• **DIRECTIONS FOR THIS TASK**: Task for the records below: please copy exactly, and only, the lines from the one containing "Extract the structured" to the last line, both included, leaving out the pictures.

• **PROVIDED INFORMATION**:
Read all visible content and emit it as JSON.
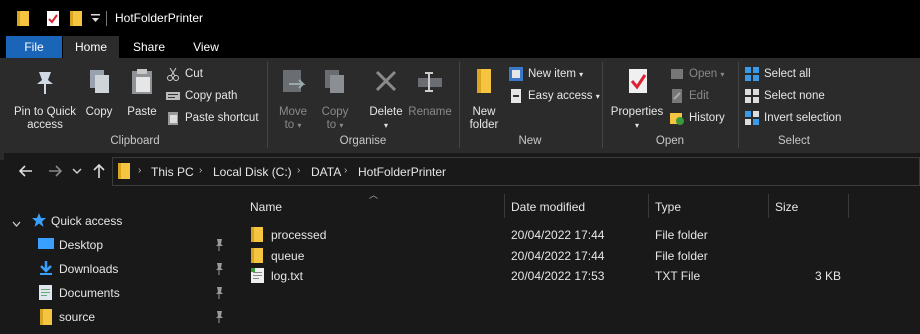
{
  "window": {
    "title": "HotFolderPrinter"
  },
  "ribbon_tabs": {
    "file": "File",
    "home": "Home",
    "share": "Share",
    "view": "View"
  },
  "clipboard": {
    "pin_line1": "Pin to Quick",
    "pin_line2": "access",
    "copy": "Copy",
    "paste": "Paste",
    "cut": "Cut",
    "copy_path": "Copy path",
    "paste_shortcut": "Paste shortcut",
    "group": "Clipboard"
  },
  "organise": {
    "move_to": "Move",
    "move_to2": "to",
    "copy_to": "Copy",
    "copy_to2": "to",
    "delete": "Delete",
    "rename": "Rename",
    "group": "Organise"
  },
  "new": {
    "new_folder1": "New",
    "new_folder2": "folder",
    "new_item": "New item",
    "easy_access": "Easy access",
    "group": "New"
  },
  "open": {
    "properties": "Properties",
    "open": "Open",
    "edit": "Edit",
    "history": "History",
    "group": "Open"
  },
  "select": {
    "select_all": "Select all",
    "select_none": "Select none",
    "invert": "Invert selection",
    "group": "Select"
  },
  "address": {
    "crumbs": [
      "This PC",
      "Local Disk (C:)",
      "DATA",
      "HotFolderPrinter"
    ]
  },
  "navpane": {
    "quick_access": "Quick access",
    "items": [
      "Desktop",
      "Downloads",
      "Documents",
      "source"
    ]
  },
  "columns": {
    "name": "Name",
    "date": "Date modified",
    "type": "Type",
    "size": "Size"
  },
  "files": [
    {
      "name": "processed",
      "date": "20/04/2022 17:44",
      "type": "File folder",
      "size": ""
    },
    {
      "name": "queue",
      "date": "20/04/2022 17:44",
      "type": "File folder",
      "size": ""
    },
    {
      "name": "log.txt",
      "date": "20/04/2022 17:53",
      "type": "TXT File",
      "size": "3 KB"
    }
  ],
  "colors": {
    "file_tab": "#1a65b8",
    "folder": "#f5c542",
    "star": "#3aa0ff"
  }
}
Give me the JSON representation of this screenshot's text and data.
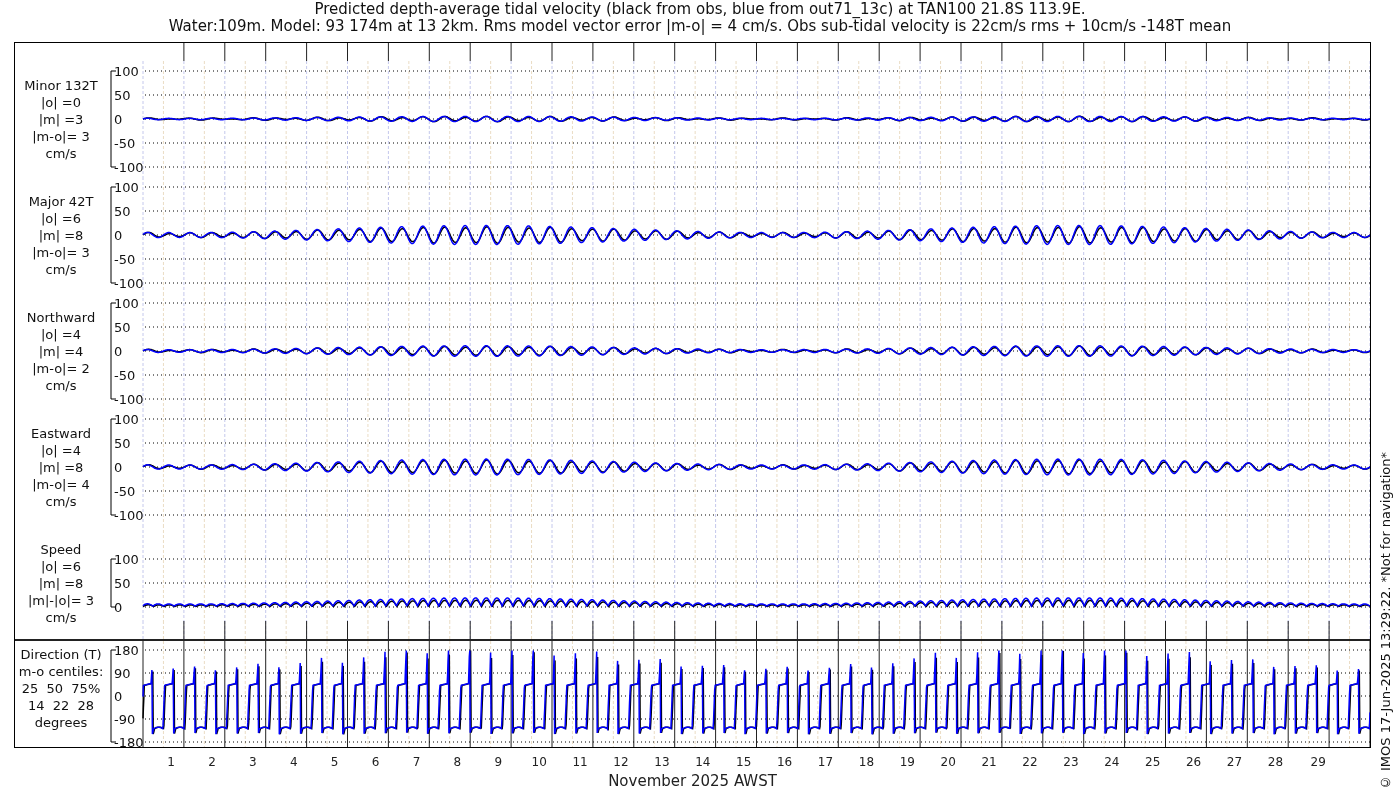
{
  "title": {
    "lines": [
      "Predicted depth-average tidal velocity (black from obs, blue from out71_13c) at TAN100 21.8S 113.9E.",
      "Water:109m. Model: 93 174m at 13 2km. Rms model vector error |m-o| = 4 cm/s. Obs sub-tidal velocity is 22cm/s rms + 10cm/s -148T mean"
    ]
  },
  "panels": [
    {
      "kind": "velocity",
      "label_lines": [
        "Minor 132T",
        "|o| =0",
        "|m| =3",
        "|m-o|= 3",
        "cm/s"
      ],
      "yticks": [
        "100",
        "50",
        "0",
        "-50",
        "-100"
      ]
    },
    {
      "kind": "velocity",
      "label_lines": [
        "Major 42T",
        "|o| =6",
        "|m| =8",
        "|m-o|= 3",
        "cm/s"
      ],
      "yticks": [
        "100",
        "50",
        "0",
        "-50",
        "-100"
      ]
    },
    {
      "kind": "velocity",
      "label_lines": [
        "Northward",
        "|o| =4",
        "|m| =4",
        "|m-o|= 2",
        "cm/s"
      ],
      "yticks": [
        "100",
        "50",
        "0",
        "-50",
        "-100"
      ]
    },
    {
      "kind": "velocity",
      "label_lines": [
        "Eastward",
        "|o| =4",
        "|m| =8",
        "|m-o|= 4",
        "cm/s"
      ],
      "yticks": [
        "100",
        "50",
        "0",
        "-50",
        "-100"
      ]
    },
    {
      "kind": "speed",
      "label_lines": [
        "Speed",
        "|o| =6",
        "|m| =8",
        "|m|-|o|= 3",
        "cm/s"
      ],
      "yticks": [
        "100",
        "50",
        "0"
      ]
    }
  ],
  "direction_panel": {
    "label_lines": [
      "Direction (T)",
      "m-o centiles:",
      "25  50  75%",
      "14  22  28",
      "degrees"
    ],
    "yticks": [
      "180",
      "90",
      "0",
      "-90",
      "-180"
    ]
  },
  "x_axis": {
    "tick_labels": "1 2 3 4 5 6 7 8 9 10 11 12 13 14 15 16 17 18 19 20 21 22 23 24 25 26 27 28 29",
    "label": "November 2025 AWST"
  },
  "footer": "© IMOS 17-Jun-2025 13:29:22. *Not for navigation*"
}
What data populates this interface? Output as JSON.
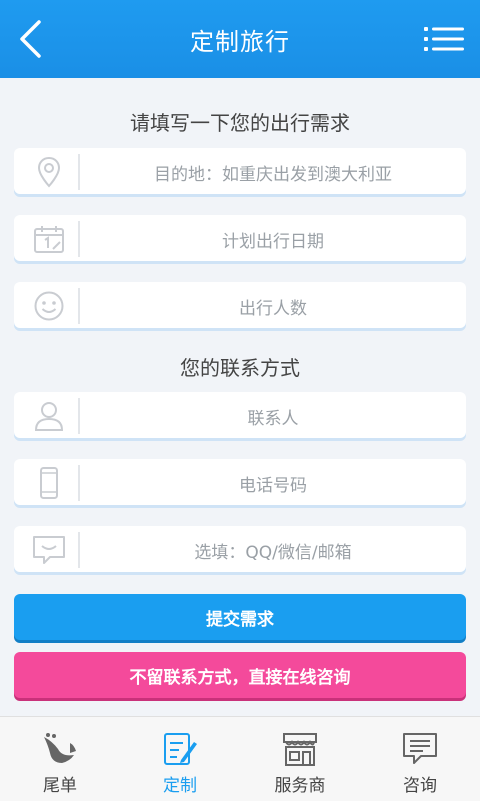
{
  "header": {
    "title": "定制旅行",
    "back_icon": "back-chevron-icon",
    "menu_icon": "list-menu-icon"
  },
  "needs": {
    "title": "请填写一下您的出行需求",
    "fields": [
      {
        "icon": "location-pin-icon",
        "placeholder": "目的地：如重庆出发到澳大利亚"
      },
      {
        "icon": "calendar-icon",
        "placeholder": "计划出行日期"
      },
      {
        "icon": "smiley-icon",
        "placeholder": "出行人数"
      }
    ]
  },
  "contact": {
    "title": "您的联系方式",
    "fields": [
      {
        "icon": "person-icon",
        "placeholder": "联系人"
      },
      {
        "icon": "phone-icon",
        "placeholder": "电话号码"
      },
      {
        "icon": "chat-icon",
        "placeholder": "选填：QQ/微信/邮箱"
      }
    ]
  },
  "buttons": {
    "submit": "提交需求",
    "online_consult": "不留联系方式，直接在线咨询"
  },
  "tabbar": {
    "active_color": "#1a9ef0",
    "items": [
      {
        "label": "尾单",
        "icon": "bird-icon"
      },
      {
        "label": "定制",
        "icon": "edit-document-icon",
        "active": true
      },
      {
        "label": "服务商",
        "icon": "storefront-icon"
      },
      {
        "label": "咨询",
        "icon": "message-icon"
      }
    ]
  }
}
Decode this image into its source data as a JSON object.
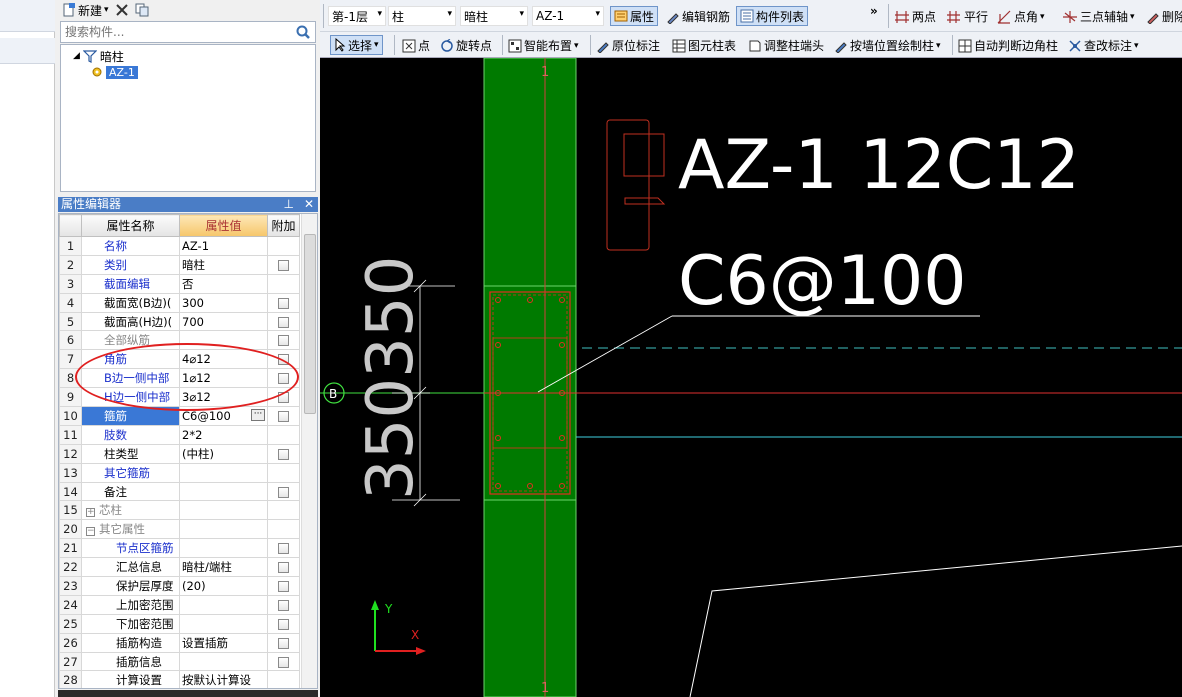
{
  "panel_toolbar": {
    "new_label": "新建",
    "new_arrow": "▾"
  },
  "search": {
    "placeholder": "搜索构件..."
  },
  "tree": {
    "root_label": "暗柱",
    "child_label": "AZ-1"
  },
  "prop_editor": {
    "title": "属性编辑器",
    "col_name": "属性名称",
    "col_value": "属性值",
    "col_extra": "附加",
    "rows": [
      {
        "num": "1",
        "name": "名称",
        "value": "AZ-1"
      },
      {
        "num": "2",
        "name": "类别",
        "value": "暗柱"
      },
      {
        "num": "3",
        "name": "截面编辑",
        "value": "否"
      },
      {
        "num": "4",
        "name": "截面宽(B边)(",
        "value": "300"
      },
      {
        "num": "5",
        "name": "截面高(H边)(",
        "value": "700"
      },
      {
        "num": "6",
        "name": "全部纵筋",
        "value": ""
      },
      {
        "num": "7",
        "name": "角筋",
        "value": "4⌀12"
      },
      {
        "num": "8",
        "name": "B边一侧中部",
        "value": "1⌀12"
      },
      {
        "num": "9",
        "name": "H边一侧中部",
        "value": "3⌀12"
      },
      {
        "num": "10",
        "name": "箍筋",
        "value": "C6@100"
      },
      {
        "num": "11",
        "name": "肢数",
        "value": "2*2"
      },
      {
        "num": "12",
        "name": "柱类型",
        "value": "(中柱)"
      },
      {
        "num": "13",
        "name": "其它箍筋",
        "value": ""
      },
      {
        "num": "14",
        "name": "备注",
        "value": ""
      },
      {
        "num": "15",
        "name": "芯柱",
        "value": ""
      },
      {
        "num": "20",
        "name": "其它属性",
        "value": ""
      },
      {
        "num": "21",
        "name": "节点区箍筋",
        "value": ""
      },
      {
        "num": "22",
        "name": "汇总信息",
        "value": "暗柱/端柱"
      },
      {
        "num": "23",
        "name": "保护层厚度",
        "value": "(20)"
      },
      {
        "num": "24",
        "name": "上加密范围",
        "value": ""
      },
      {
        "num": "25",
        "name": "下加密范围",
        "value": ""
      },
      {
        "num": "26",
        "name": "插筋构造",
        "value": "设置插筋"
      },
      {
        "num": "27",
        "name": "插筋信息",
        "value": ""
      },
      {
        "num": "28",
        "name": "计算设置",
        "value": "按默认计算设"
      }
    ]
  },
  "toolbar1": {
    "floor": "第-1层",
    "category": "柱",
    "subtype": "暗柱",
    "component": "AZ-1",
    "properties": "属性",
    "edit_rebar": "编辑钢筋",
    "component_list": "构件列表",
    "more": "»",
    "two_points": "两点",
    "parallel": "平行",
    "point_angle": "点角",
    "three_point_aux": "三点辅轴",
    "delete": "删除"
  },
  "toolbar2": {
    "select": "选择",
    "point": "点",
    "rotate_point": "旋转点",
    "smart_layout": "智能布置",
    "in_place_label": "原位标注",
    "column_table": "图元柱表",
    "adjust_column_end": "调整柱端头",
    "draw_by_wall": "按墙位置绘制柱",
    "auto_edge_column": "自动判断边角柱",
    "check_label": "查改标注"
  },
  "canvas": {
    "axis_top": "1",
    "axis_bottom": "1",
    "axis_b": "B",
    "label_main": "AZ-1 12C12",
    "label_stirrup": "C6@100",
    "dim_text": "350350",
    "y_label": "Y",
    "x_label": "X"
  },
  "colors": {
    "column_fill": "#007a00",
    "canvas_bg": "#000000",
    "rebar_red": "#e03020",
    "highlight_oval": "#e02020",
    "selected_row": "#3a78d6"
  }
}
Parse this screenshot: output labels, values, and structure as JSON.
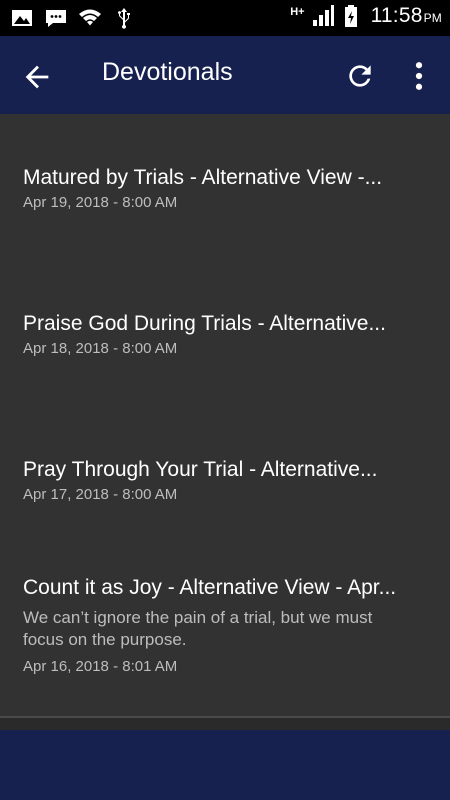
{
  "status_bar": {
    "time": "11:58",
    "ampm": "PM",
    "network": "H+",
    "icons": [
      "image-icon",
      "chat-icon",
      "wifi-icon",
      "usb-icon",
      "signal-icon",
      "battery-icon"
    ]
  },
  "app_bar": {
    "title": "Devotionals",
    "color": "#172150",
    "actions": [
      "back-arrow-icon",
      "refresh-icon",
      "more-vert-icon"
    ]
  },
  "devotionals": [
    {
      "title": "Matured by Trials - Alternative View -...",
      "date": "Apr 19, 2018 - 8:00 AM"
    },
    {
      "title": "Praise God During Trials - Alternative...",
      "date": "Apr 18, 2018 - 8:00 AM"
    },
    {
      "title": "Pray Through Your Trial - Alternative...",
      "date": "Apr 17, 2018 - 8:00 AM"
    },
    {
      "title": "Count it as Joy - Alternative View - Apr...",
      "summary": "We can’t ignore the pain of a trial, but we must focus on the purpose.",
      "date": "Apr 16, 2018 - 8:01 AM"
    }
  ]
}
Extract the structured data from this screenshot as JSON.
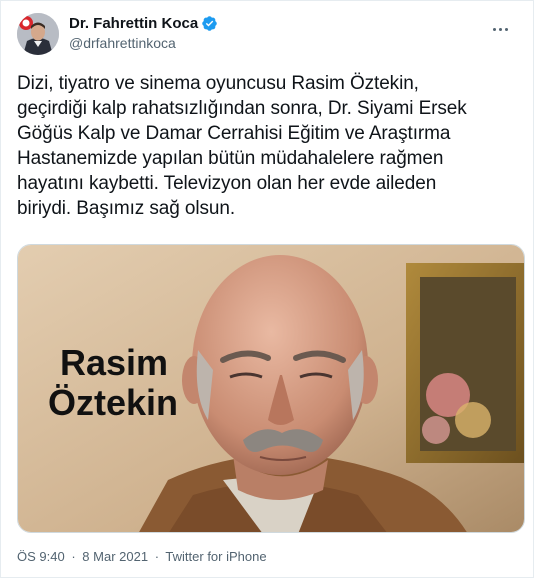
{
  "author": {
    "display_name": "Dr. Fahrettin Koca",
    "handle": "@drfahrettinkoca",
    "verified": true
  },
  "tweet": {
    "text_lines": [
      "Dizi, tiyatro ve sinema oyuncusu Rasim Öztekin,",
      "geçirdiği kalp rahatsızlığından sonra, Dr. Siyami Ersek",
      "Göğüs Kalp ve Damar Cerrahisi Eğitim ve Araştırma",
      "Hastanemizde yapılan bütün müdahalelere rağmen",
      "hayatını kaybetti. Televizyon olan her evde aileden",
      "biriydi. Başımız sağ olsun."
    ],
    "image_caption_line1": "Rasim",
    "image_caption_line2": "Öztekin"
  },
  "meta": {
    "time": "ÖS 9:40",
    "date": "8 Mar 2021",
    "source": "Twitter for iPhone",
    "separator": "·"
  },
  "colors": {
    "verified_blue": "#1d9bf0",
    "secondary_text": "#536471",
    "primary_text": "#0f1419"
  },
  "icons": {
    "verified": "verified-badge-icon",
    "more": "more-dots-icon"
  }
}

• **RESPONSE**:
Extract the structured data from this screenshot as JSON.
{
  "author": {
    "display_name": "Dr. Fahrettin Koca",
    "handle": "@drfahrettinkoca",
    "verified": true
  },
  "tweet": {
    "text_lines": [
      "Dizi, tiyatro ve sinema oyuncusu Rasim Öztekin,",
      "geçirdiği kalp rahatsızlığından sonra, Dr. Siyami Ersek",
      "Göğüs Kalp ve Damar Cerrahisi Eğitim ve Araştırma",
      "Hastanemizde yapılan bütün müdahalelere rağmen",
      "hayatını kaybetti. Televizyon olan her evde aileden",
      "biriydi. Başımız sağ olsun."
    ],
    "image_caption_line1": "Rasim",
    "image_caption_line2": "Öztekin"
  },
  "meta": {
    "time": "ÖS 9:40",
    "date": "8 Mar 2021",
    "source": "Twitter for iPhone",
    "separator": "·"
  },
  "colors": {
    "verified_blue": "#1d9bf0",
    "secondary_text": "#536471",
    "primary_text": "#0f1419"
  },
  "icons": {
    "verified": "verified-badge-icon",
    "more": "more-dots-icon"
  }
}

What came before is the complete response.